==== Source material
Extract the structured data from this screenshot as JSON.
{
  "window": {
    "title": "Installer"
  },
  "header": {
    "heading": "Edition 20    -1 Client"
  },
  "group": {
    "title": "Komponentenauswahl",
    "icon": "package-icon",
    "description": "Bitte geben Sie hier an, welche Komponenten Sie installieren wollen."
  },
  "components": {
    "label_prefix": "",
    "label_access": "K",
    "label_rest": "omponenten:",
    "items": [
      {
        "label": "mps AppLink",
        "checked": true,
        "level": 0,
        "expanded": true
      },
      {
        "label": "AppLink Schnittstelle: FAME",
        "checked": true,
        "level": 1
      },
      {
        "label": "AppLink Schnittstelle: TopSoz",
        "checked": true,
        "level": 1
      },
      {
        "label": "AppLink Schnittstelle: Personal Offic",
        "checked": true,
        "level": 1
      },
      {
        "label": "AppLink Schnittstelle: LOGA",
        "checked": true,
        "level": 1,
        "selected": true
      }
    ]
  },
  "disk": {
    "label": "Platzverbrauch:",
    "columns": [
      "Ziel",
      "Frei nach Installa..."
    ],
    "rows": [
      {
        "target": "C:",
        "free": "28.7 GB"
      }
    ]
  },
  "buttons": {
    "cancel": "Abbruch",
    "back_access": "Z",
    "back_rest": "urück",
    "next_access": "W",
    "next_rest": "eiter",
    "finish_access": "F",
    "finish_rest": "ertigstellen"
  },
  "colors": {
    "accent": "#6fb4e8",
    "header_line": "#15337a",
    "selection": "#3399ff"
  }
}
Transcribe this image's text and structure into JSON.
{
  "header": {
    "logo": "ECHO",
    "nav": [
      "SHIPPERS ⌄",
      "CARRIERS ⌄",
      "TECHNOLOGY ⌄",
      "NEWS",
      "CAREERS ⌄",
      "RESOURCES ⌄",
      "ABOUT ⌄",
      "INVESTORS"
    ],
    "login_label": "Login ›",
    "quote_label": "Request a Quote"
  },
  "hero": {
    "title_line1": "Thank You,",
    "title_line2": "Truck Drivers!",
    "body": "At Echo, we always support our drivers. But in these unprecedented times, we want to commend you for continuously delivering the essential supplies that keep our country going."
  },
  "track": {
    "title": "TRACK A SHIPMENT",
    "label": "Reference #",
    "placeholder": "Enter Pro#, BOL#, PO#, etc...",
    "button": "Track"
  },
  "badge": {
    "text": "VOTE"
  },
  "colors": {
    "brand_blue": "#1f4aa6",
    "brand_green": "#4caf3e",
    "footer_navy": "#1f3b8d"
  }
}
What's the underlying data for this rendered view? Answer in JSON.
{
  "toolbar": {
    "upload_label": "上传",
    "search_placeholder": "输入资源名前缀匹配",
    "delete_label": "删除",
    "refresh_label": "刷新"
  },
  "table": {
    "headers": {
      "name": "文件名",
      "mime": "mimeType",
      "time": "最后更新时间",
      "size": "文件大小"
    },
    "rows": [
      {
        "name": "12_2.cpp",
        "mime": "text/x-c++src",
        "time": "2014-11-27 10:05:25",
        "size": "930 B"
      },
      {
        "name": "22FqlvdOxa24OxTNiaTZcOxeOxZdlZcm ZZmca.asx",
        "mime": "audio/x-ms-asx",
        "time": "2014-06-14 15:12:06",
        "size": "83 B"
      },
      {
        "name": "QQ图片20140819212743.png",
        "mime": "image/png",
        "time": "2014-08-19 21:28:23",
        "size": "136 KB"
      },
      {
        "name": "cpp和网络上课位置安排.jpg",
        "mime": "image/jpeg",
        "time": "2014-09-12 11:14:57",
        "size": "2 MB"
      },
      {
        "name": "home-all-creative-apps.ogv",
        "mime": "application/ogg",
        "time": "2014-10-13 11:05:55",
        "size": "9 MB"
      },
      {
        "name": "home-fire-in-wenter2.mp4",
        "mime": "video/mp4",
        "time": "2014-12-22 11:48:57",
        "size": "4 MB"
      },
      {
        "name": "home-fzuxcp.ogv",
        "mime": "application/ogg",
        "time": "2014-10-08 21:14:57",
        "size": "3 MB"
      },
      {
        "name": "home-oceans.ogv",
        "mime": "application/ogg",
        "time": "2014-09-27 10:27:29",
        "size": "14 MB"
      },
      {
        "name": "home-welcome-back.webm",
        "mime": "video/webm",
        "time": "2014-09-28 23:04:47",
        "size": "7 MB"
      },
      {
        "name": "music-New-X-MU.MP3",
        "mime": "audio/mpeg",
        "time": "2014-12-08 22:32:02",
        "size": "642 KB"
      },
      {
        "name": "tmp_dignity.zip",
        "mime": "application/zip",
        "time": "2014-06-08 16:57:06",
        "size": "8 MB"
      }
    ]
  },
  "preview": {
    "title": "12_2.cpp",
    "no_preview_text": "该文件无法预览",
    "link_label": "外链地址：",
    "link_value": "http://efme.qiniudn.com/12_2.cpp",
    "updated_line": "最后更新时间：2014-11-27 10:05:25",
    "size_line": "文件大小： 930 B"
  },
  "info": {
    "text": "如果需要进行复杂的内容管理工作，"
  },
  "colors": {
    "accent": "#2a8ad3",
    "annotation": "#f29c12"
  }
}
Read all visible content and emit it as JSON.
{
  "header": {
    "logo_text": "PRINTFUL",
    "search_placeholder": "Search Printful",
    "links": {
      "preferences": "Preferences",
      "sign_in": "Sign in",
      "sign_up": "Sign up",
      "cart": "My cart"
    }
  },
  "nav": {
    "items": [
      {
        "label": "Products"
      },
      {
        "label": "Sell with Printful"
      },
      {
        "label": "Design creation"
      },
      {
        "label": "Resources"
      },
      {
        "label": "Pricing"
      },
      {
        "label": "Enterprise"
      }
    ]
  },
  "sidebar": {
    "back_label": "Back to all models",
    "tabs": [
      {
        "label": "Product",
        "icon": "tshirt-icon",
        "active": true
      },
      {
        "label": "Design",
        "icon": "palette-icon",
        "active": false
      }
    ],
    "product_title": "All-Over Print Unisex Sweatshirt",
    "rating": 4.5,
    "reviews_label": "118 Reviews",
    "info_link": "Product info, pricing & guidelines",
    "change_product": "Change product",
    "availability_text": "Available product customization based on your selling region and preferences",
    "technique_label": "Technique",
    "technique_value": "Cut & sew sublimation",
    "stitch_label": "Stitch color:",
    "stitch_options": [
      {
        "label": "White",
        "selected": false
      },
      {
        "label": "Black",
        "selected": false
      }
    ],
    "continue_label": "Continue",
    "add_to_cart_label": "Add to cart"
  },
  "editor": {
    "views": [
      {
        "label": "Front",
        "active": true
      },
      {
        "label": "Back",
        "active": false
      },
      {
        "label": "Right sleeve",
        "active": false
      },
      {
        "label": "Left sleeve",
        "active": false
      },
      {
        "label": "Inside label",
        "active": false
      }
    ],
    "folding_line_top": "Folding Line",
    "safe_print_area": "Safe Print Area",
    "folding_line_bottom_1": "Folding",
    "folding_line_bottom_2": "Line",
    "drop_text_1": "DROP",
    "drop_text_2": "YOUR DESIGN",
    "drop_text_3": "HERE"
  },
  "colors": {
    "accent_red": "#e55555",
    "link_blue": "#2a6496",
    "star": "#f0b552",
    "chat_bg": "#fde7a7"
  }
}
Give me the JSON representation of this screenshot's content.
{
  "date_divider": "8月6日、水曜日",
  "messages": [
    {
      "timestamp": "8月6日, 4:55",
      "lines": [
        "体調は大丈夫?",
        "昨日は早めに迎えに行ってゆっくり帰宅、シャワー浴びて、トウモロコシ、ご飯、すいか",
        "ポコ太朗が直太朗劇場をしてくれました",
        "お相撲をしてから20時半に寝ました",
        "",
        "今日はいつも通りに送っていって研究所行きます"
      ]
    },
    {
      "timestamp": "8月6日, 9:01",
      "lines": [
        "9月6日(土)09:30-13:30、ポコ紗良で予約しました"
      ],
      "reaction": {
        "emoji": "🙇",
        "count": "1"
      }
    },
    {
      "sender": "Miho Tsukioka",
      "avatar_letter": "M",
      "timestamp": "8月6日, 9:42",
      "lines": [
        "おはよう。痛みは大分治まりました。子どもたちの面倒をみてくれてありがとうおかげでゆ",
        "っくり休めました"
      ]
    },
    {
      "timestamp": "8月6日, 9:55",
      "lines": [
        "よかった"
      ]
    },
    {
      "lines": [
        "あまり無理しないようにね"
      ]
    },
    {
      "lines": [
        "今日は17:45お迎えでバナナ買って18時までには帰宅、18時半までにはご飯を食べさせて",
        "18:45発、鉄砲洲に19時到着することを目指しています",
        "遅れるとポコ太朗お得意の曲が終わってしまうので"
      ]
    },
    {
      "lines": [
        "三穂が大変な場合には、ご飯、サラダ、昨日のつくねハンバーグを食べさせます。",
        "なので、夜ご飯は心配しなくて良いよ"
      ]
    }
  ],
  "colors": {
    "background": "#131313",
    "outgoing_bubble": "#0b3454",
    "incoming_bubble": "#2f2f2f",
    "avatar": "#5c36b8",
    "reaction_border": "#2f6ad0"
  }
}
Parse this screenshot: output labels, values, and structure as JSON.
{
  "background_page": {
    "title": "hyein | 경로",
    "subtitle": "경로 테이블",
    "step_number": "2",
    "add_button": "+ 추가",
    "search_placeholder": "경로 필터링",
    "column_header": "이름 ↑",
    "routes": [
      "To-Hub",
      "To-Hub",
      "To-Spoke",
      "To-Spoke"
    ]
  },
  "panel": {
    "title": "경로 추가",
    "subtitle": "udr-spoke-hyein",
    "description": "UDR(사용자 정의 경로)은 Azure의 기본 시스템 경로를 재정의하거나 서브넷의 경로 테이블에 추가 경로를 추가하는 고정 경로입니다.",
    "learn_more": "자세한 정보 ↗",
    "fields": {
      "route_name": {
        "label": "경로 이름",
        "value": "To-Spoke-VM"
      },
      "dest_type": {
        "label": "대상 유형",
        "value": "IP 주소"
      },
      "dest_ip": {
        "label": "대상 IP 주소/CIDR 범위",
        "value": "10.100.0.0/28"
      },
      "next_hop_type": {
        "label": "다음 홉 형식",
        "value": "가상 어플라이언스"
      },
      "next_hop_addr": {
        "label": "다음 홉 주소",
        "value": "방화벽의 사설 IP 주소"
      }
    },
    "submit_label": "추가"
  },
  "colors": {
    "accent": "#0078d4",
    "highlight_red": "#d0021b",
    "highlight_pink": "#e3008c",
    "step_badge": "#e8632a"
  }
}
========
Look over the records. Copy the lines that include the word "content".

Read all visible content and emit it as JSON.
Give me the JSON representation of this screenshot's content.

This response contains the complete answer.